** Opening Given data block **
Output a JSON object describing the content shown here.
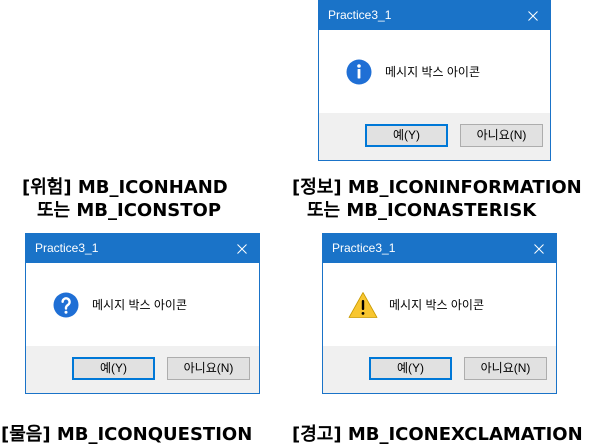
{
  "theme": {
    "title_bar_color": "#1a73c8",
    "button_strip_color": "#f0f0f0",
    "button_color": "#e1e1e1",
    "default_button_border": "#0078d7",
    "information_icon_color": "#1f6fd5",
    "question_icon_color": "#1f6fd5",
    "warning_icon_color": "#f8c630"
  },
  "captions": {
    "hand": {
      "line1": "[위험] MB_ICONHAND",
      "line2": "또는 MB_ICONSTOP"
    },
    "information": {
      "line1": "[정보] MB_ICONINFORMATION",
      "line2": "또는 MB_ICONASTERISK"
    },
    "question": {
      "line1": "[물음] MB_ICONQUESTION"
    },
    "exclamation": {
      "line1": "[경고] MB_ICONEXCLAMATION"
    }
  },
  "dialogs": {
    "information": {
      "title": "Practice3_1",
      "icon": "information-icon",
      "close_icon": "close-icon",
      "message": "메시지 박스 아이콘",
      "yes_label": "예(Y)",
      "no_label": "아니요(N)"
    },
    "question": {
      "title": "Practice3_1",
      "icon": "question-icon",
      "close_icon": "close-icon",
      "message": "메시지 박스 아이콘",
      "yes_label": "예(Y)",
      "no_label": "아니요(N)"
    },
    "exclamation": {
      "title": "Practice3_1",
      "icon": "warning-icon",
      "close_icon": "close-icon",
      "message": "메시지 박스 아이콘",
      "yes_label": "예(Y)",
      "no_label": "아니요(N)"
    }
  }
}
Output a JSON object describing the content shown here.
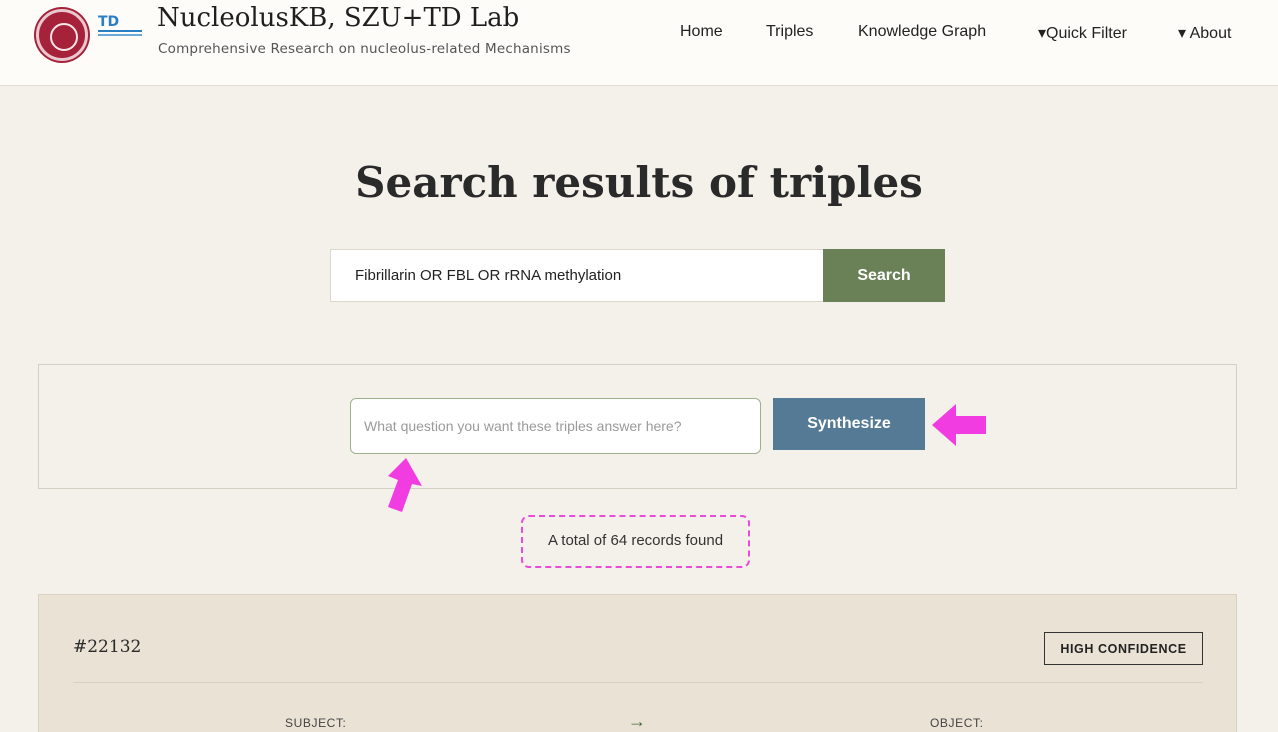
{
  "header": {
    "title": "NucleolusKB, SZU+TD Lab",
    "subtitle": "Comprehensive Research on nucleolus-related Mechanisms",
    "logo_td_text": "TD",
    "nav": {
      "home": "Home",
      "triples": "Triples",
      "knowledge_graph": "Knowledge Graph",
      "quick_filter": "▾Quick Filter",
      "about": "▾ About"
    }
  },
  "page": {
    "title": "Search results of triples"
  },
  "search": {
    "value": "Fibrillarin OR FBL OR rRNA methylation",
    "button_label": "Search"
  },
  "synthesize": {
    "placeholder": "What question you want these triples answer here?",
    "button_label": "Synthesize"
  },
  "results": {
    "count_text": "A total of 64 records found"
  },
  "record": {
    "id": "#22132",
    "confidence": "HIGH CONFIDENCE",
    "subject_label": "SUBJECT:",
    "arrow": "→",
    "object_label": "OBJECT:"
  },
  "colors": {
    "background": "#f4f1ea",
    "search_button": "#6a8157",
    "synthesize_button": "#557a96",
    "annotation": "#f03ce0",
    "seal": "#a6213a"
  }
}
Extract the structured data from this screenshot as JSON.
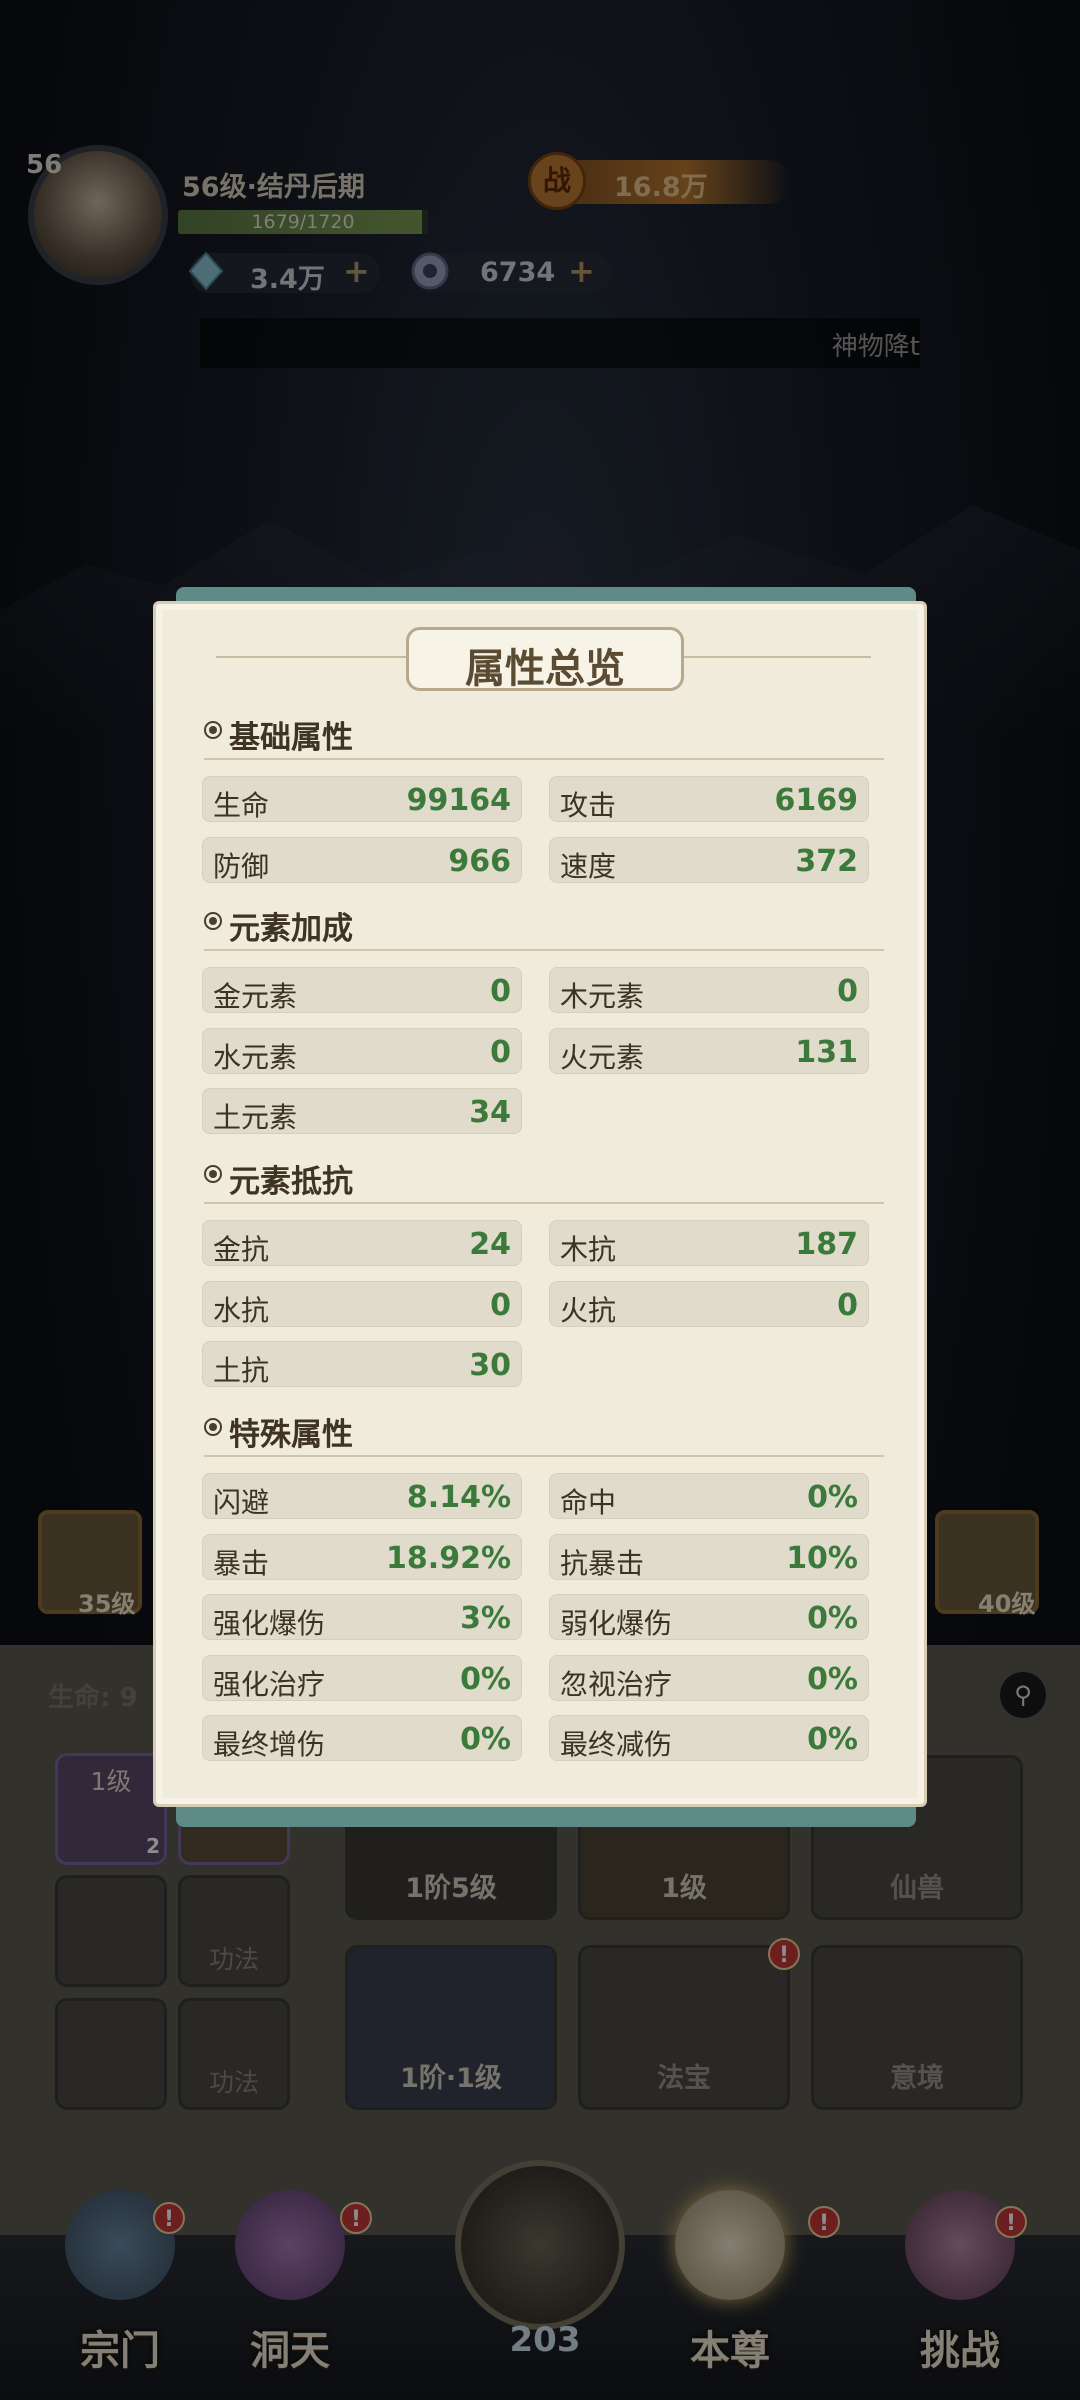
{
  "player": {
    "avatar_level": "56",
    "level_text": "56级·结丹后期",
    "exp_text": "1679/1720",
    "exp_fraction": 0.976,
    "power_icon": "战",
    "power_value": "16.8万",
    "currency_1": "3.4万",
    "currency_2": "6734",
    "plus": "+"
  },
  "marquee": "神物降t",
  "modal": {
    "title": "属性总览",
    "sections": [
      {
        "title": "基础属性",
        "stats": [
          {
            "label": "生命",
            "value": "99164"
          },
          {
            "label": "攻击",
            "value": "6169"
          },
          {
            "label": "防御",
            "value": "966"
          },
          {
            "label": "速度",
            "value": "372"
          }
        ]
      },
      {
        "title": "元素加成",
        "stats": [
          {
            "label": "金元素",
            "value": "0"
          },
          {
            "label": "木元素",
            "value": "0"
          },
          {
            "label": "水元素",
            "value": "0"
          },
          {
            "label": "火元素",
            "value": "131"
          },
          {
            "label": "土元素",
            "value": "34"
          }
        ]
      },
      {
        "title": "元素抵抗",
        "stats": [
          {
            "label": "金抗",
            "value": "24"
          },
          {
            "label": "木抗",
            "value": "187"
          },
          {
            "label": "水抗",
            "value": "0"
          },
          {
            "label": "火抗",
            "value": "0"
          },
          {
            "label": "土抗",
            "value": "30"
          }
        ]
      },
      {
        "title": "特殊属性",
        "stats": [
          {
            "label": "闪避",
            "value": "8.14%"
          },
          {
            "label": "命中",
            "value": "0%"
          },
          {
            "label": "暴击",
            "value": "18.92%"
          },
          {
            "label": "抗暴击",
            "value": "10%"
          },
          {
            "label": "强化爆伤",
            "value": "3%"
          },
          {
            "label": "弱化爆伤",
            "value": "0%"
          },
          {
            "label": "强化治疗",
            "value": "0%"
          },
          {
            "label": "忽视治疗",
            "value": "0%"
          },
          {
            "label": "最终增伤",
            "value": "0%"
          },
          {
            "label": "最终减伤",
            "value": "0%"
          }
        ]
      }
    ]
  },
  "background": {
    "hp_label": "生命: 9",
    "left_card_level": "35级",
    "right_card_level": "40级",
    "skill_level": "1级",
    "skill_badge": "2",
    "gong_fa": "功法",
    "slots": [
      {
        "label": "1阶5级"
      },
      {
        "label": "1级"
      },
      {
        "label": "仙兽"
      },
      {
        "label": "1阶·1级"
      },
      {
        "label": "法宝"
      },
      {
        "label": "意境"
      }
    ],
    "badge": "!"
  },
  "nav": {
    "items": [
      "宗门",
      "洞天",
      "本尊",
      "挑战"
    ],
    "center_value": "203"
  }
}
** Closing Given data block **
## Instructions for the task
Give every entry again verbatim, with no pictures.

## Reply
Output a JSON object describing the content shown here.
{
  "theme": {
    "title_bar_color": "#1a73c8",
    "button_strip_color": "#f0f0f0",
    "button_color": "#e1e1e1",
    "default_button_border": "#0078d7",
    "information_icon_color": "#1f6fd5",
    "question_icon_color": "#1f6fd5",
    "warning_icon_color": "#f8c630"
  },
  "captions": {
    "hand": {
      "line1": "[위험] MB_ICONHAND",
      "line2": "또는 MB_ICONSTOP"
    },
    "information": {
      "line1": "[정보] MB_ICONINFORMATION",
      "line2": "또는 MB_ICONASTERISK"
    },
    "question": {
      "line1": "[물음] MB_ICONQUESTION"
    },
    "exclamation": {
      "line1": "[경고] MB_ICONEXCLAMATION"
    }
  },
  "dialogs": {
    "information": {
      "title": "Practice3_1",
      "icon": "information-icon",
      "close_icon": "close-icon",
      "message": "메시지 박스 아이콘",
      "yes_label": "예(Y)",
      "no_label": "아니요(N)"
    },
    "question": {
      "title": "Practice3_1",
      "icon": "question-icon",
      "close_icon": "close-icon",
      "message": "메시지 박스 아이콘",
      "yes_label": "예(Y)",
      "no_label": "아니요(N)"
    },
    "exclamation": {
      "title": "Practice3_1",
      "icon": "warning-icon",
      "close_icon": "close-icon",
      "message": "메시지 박스 아이콘",
      "yes_label": "예(Y)",
      "no_label": "아니요(N)"
    }
  }
}
Output a JSON object describing the content shown here.
{
  "header": {
    "title": "NucleolusKB, SZU+TD Lab",
    "subtitle": "Comprehensive Research on nucleolus-related Mechanisms",
    "logo_td_text": "TD",
    "nav": {
      "home": "Home",
      "triples": "Triples",
      "knowledge_graph": "Knowledge Graph",
      "quick_filter": "▾Quick Filter",
      "about": "▾ About"
    }
  },
  "page": {
    "title": "Search results of triples"
  },
  "search": {
    "value": "Fibrillarin OR FBL OR rRNA methylation",
    "button_label": "Search"
  },
  "synthesize": {
    "placeholder": "What question you want these triples answer here?",
    "button_label": "Synthesize"
  },
  "results": {
    "count_text": "A total of 64 records found"
  },
  "record": {
    "id": "#22132",
    "confidence": "HIGH CONFIDENCE",
    "subject_label": "SUBJECT:",
    "arrow": "→",
    "object_label": "OBJECT:"
  },
  "colors": {
    "background": "#f4f1ea",
    "search_button": "#6a8157",
    "synthesize_button": "#557a96",
    "annotation": "#f03ce0",
    "seal": "#a6213a"
  }
}
Extract the structured data from this screenshot as JSON.
{
  "player": {
    "avatar_level": "56",
    "level_text": "56级·结丹后期",
    "exp_text": "1679/1720",
    "exp_fraction": 0.976,
    "power_icon": "战",
    "power_value": "16.8万",
    "currency_1": "3.4万",
    "currency_2": "6734",
    "plus": "+"
  },
  "marquee": "神物降t",
  "modal": {
    "title": "属性总览",
    "sections": [
      {
        "title": "基础属性",
        "stats": [
          {
            "label": "生命",
            "value": "99164"
          },
          {
            "label": "攻击",
            "value": "6169"
          },
          {
            "label": "防御",
            "value": "966"
          },
          {
            "label": "速度",
            "value": "372"
          }
        ]
      },
      {
        "title": "元素加成",
        "stats": [
          {
            "label": "金元素",
            "value": "0"
          },
          {
            "label": "木元素",
            "value": "0"
          },
          {
            "label": "水元素",
            "value": "0"
          },
          {
            "label": "火元素",
            "value": "131"
          },
          {
            "label": "土元素",
            "value": "34"
          }
        ]
      },
      {
        "title": "元素抵抗",
        "stats": [
          {
            "label": "金抗",
            "value": "24"
          },
          {
            "label": "木抗",
            "value": "187"
          },
          {
            "label": "水抗",
            "value": "0"
          },
          {
            "label": "火抗",
            "value": "0"
          },
          {
            "label": "土抗",
            "value": "30"
          }
        ]
      },
      {
        "title": "特殊属性",
        "stats": [
          {
            "label": "闪避",
            "value": "8.14%"
          },
          {
            "label": "命中",
            "value": "0%"
          },
          {
            "label": "暴击",
            "value": "18.92%"
          },
          {
            "label": "抗暴击",
            "value": "10%"
          },
          {
            "label": "强化爆伤",
            "value": "3%"
          },
          {
            "label": "弱化爆伤",
            "value": "0%"
          },
          {
            "label": "强化治疗",
            "value": "0%"
          },
          {
            "label": "忽视治疗",
            "value": "0%"
          },
          {
            "label": "最终增伤",
            "value": "0%"
          },
          {
            "label": "最终减伤",
            "value": "0%"
          }
        ]
      }
    ]
  },
  "background": {
    "hp_label": "生命: 9",
    "left_card_level": "35级",
    "right_card_level": "40级",
    "skill_level": "1级",
    "skill_badge": "2",
    "gong_fa": "功法",
    "slots": [
      {
        "label": "1阶5级"
      },
      {
        "label": "1级"
      },
      {
        "label": "仙兽"
      },
      {
        "label": "1阶·1级"
      },
      {
        "label": "法宝"
      },
      {
        "label": "意境"
      }
    ],
    "badge": "!"
  },
  "nav": {
    "items": [
      "宗门",
      "洞天",
      "本尊",
      "挑战"
    ],
    "center_value": "203"
  }
}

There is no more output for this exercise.